Description of the task
In the records below, count every line that includes the word "Assign". Provide the total alone.

Given information
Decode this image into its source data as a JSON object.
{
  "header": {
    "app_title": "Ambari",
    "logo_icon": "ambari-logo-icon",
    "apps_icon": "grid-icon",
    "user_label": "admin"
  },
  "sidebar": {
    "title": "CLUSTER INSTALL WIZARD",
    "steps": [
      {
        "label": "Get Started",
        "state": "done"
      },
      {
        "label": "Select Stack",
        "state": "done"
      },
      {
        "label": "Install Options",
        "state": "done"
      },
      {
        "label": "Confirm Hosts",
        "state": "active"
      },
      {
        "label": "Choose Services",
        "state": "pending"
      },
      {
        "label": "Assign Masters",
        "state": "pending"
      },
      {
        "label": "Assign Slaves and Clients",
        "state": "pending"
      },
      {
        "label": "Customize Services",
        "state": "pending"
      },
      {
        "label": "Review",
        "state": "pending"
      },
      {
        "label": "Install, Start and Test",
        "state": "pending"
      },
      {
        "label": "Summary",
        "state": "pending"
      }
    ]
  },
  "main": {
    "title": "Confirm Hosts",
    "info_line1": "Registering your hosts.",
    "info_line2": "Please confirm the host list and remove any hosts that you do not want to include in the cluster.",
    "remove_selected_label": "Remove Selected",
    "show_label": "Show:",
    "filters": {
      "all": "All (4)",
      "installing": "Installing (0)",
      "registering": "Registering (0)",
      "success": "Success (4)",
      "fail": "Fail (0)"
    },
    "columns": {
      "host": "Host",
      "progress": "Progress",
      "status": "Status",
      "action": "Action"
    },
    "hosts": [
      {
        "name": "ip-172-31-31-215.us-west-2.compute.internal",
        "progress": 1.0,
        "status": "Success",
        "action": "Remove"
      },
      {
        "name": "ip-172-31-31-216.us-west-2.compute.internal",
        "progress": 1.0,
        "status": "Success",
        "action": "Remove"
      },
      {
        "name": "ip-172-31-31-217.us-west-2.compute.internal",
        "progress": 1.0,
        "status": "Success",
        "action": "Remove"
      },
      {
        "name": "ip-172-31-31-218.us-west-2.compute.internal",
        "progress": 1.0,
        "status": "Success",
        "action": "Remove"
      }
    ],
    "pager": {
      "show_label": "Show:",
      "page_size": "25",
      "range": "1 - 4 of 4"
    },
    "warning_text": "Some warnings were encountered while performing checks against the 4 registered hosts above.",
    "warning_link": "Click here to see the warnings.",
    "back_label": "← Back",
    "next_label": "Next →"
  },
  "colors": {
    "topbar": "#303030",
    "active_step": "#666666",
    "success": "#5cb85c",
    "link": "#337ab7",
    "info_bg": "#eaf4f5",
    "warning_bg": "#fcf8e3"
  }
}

Solution to this task
2